Students, faculty and administrators from the University of Maryland gathered in The City of Frederick Wednesday to share project results from the inaugural semester of the Partnership for Action Learning in Sustainability (PALS), a campus-wide program that connects University resources with Maryland communities. Attended by city officials and residents of Frederick, the presentation offered overviews of eight of the 14 courses completed last semester, directed to assist Frederick with some of their most pressing sustainability challenges.
“Wonderful stuff. Are your jaws on the floor ‘wowed’ by all of this?” asked Alderman Russell to the full Council Chambers. “Because I am.”
The students presented the audience a brief taste of the semester-long work developed during the fall, with projects ranging from redevelopment schemes to ideas for reducing greenhouse gas emissions. Dylan Reilly, a graduate student pursuing his Master of Landscape Architecture, presented recommendations for reducing algae in Carroll Creek, a persistent problem for the City; ideas ranged from testing algae turf scrubbers to floating treatment wetlands, a concept that has been used successfully in the Baltimore Harbor. A polished, five-minute video from broadcast journalism students Chloe Leshnew and Phil Staiman highlighted sustainability efforts by the City relating to food production. In all, students from the Architecture program, Urban Studies and Planning program, Landscape Architecture, Real Estate Development, Conservation Biology and School of Journalism shared their research, concepts and recommendations.
“It was great to see what everyone had done this semester,” said Betsy Nolen, a graduate student pursuing her Master in Architecture. “It was great to be able to interact with Frederick as well as other disciplines within the university. Everyone was happy to help and it was an important collaborative project.”
Launched last September with the support of Provost Mary Ann Rankin, PALS is a bold new way of leveraging student ingenuity and faculty expertise campus-wide, providing real solutions to sustainability issues facing Maryland communities. Working with one designated community each academic year, PALS pairs custom coursework with challenges that are defined by the partner community. Projects range from stormwater management to revitalizing a downtown block. Despite its freshman status, PALS is the second largest of 18 action-learning initiatives in the United States, with a roster of 30 courses and over 350 students from 10 disciplines across campus.
Prior to PALS, most university “community-engaged” coursework operated in a vacuum, often limited by the size of the class and length of the course. The aim of PALS is to funnel these efforts and provide a concentrated, well-orchestrated surge of novel ideas and approaches to the economic, social and environmental challenges for one community. The meaningful, on-the-ground community engagement not only provides a living case study for students, it offers a rewarding interactive experience that mirrors future professional interactions within their disciplines.
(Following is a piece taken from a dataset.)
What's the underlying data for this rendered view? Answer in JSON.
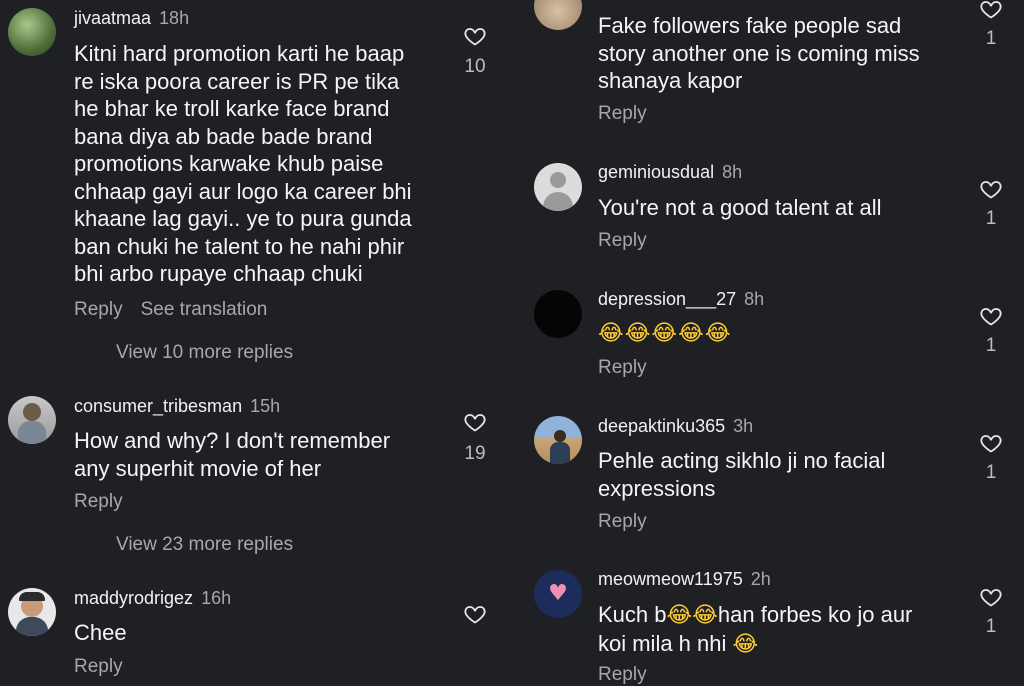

“This has truly been a win-win situation for us,” says Uri Avin, Director of the PALS program. “Frederick saw the value in what the University can offer and has dedicated the time and effort to help our students as they develop their projects. That kind of collaboration is what makes this program both effective and meaningful for all involved.”
In November, PALS administrators met with representatives from the other 17 action-learning programs in the U.S. to share stories and to develop the Educational Partnerships for Innovation in Communities Network (EPIC). During the next year, EPIC will network to organize the programs' efforts in order to showcase their impacts nationwide. PALS also launches an “in residence” mini-PALS program in College Park this month, which will be on-going as part of the university’s town-gown relationship.
In the meantime, work in Frederick continues. This semester brings a roster of 12 additional courses dedicated to the city, including a citywide composting program, a watershed recreation management plan, a development plan for East Frederick and enhancements to the city’s Sustainability Plan. Frederick City officials and students have already met to discuss project goals and conduct fieldwork.
“I’m so impressed with the level of work,” said Alderman O’Connor to the students and faculty. “If we can do ten percent, five percent, even one percent of what you brought forward, then this partnership has been worth it for the City of Frederick.”
“We are very pleased with the results of the first semester,” said Gerrit Knaap, Director of the National Center for Smart Growth. “This program has incredible potential, not just for the jurisdictions we serve, but for the way it can shape the future of education.”